---------- Source data
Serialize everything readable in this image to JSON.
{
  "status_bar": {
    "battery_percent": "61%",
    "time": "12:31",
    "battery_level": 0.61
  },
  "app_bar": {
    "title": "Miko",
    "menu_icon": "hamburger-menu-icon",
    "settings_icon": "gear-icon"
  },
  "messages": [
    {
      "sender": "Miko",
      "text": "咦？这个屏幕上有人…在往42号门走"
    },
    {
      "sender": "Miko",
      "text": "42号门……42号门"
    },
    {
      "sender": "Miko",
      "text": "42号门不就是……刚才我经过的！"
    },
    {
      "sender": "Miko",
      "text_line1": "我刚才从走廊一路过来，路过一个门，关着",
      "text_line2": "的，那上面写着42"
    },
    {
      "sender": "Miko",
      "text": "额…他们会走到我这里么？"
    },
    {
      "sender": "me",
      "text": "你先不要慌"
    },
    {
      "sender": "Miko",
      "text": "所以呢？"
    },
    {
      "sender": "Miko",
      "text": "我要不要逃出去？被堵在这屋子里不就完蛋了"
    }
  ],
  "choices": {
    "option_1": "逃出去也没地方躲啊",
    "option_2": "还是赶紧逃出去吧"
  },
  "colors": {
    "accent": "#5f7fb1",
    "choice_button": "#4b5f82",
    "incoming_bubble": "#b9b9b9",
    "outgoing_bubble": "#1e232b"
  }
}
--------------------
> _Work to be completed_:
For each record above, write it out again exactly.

> _Your solution_:
Serialize everything readable in this image to JSON.
{
  "status_bar": {
    "battery_percent": "61%",
    "time": "12:31",
    "battery_level": 0.61
  },
  "app_bar": {
    "title": "Miko",
    "menu_icon": "hamburger-menu-icon",
    "settings_icon": "gear-icon"
  },
  "messages": [
    {
      "sender": "Miko",
      "text": "咦？这个屏幕上有人…在往42号门走"
    },
    {
      "sender": "Miko",
      "text": "42号门……42号门"
    },
    {
      "sender": "Miko",
      "text": "42号门不就是……刚才我经过的！"
    },
    {
      "sender": "Miko",
      "text_line1": "我刚才从走廊一路过来，路过一个门，关着",
      "text_line2": "的，那上面写着42"
    },
    {
      "sender": "Miko",
      "text": "额…他们会走到我这里么？"
    },
    {
      "sender": "me",
      "text": "你先不要慌"
    },
    {
      "sender": "Miko",
      "text": "所以呢？"
    },
    {
      "sender": "Miko",
      "text": "我要不要逃出去？被堵在这屋子里不就完蛋了"
    }
  ],
  "choices": {
    "option_1": "逃出去也没地方躲啊",
    "option_2": "还是赶紧逃出去吧"
  },
  "colors": {
    "accent": "#5f7fb1",
    "choice_button": "#4b5f82",
    "incoming_bubble": "#b9b9b9",
    "outgoing_bubble": "#1e232b"
  }
}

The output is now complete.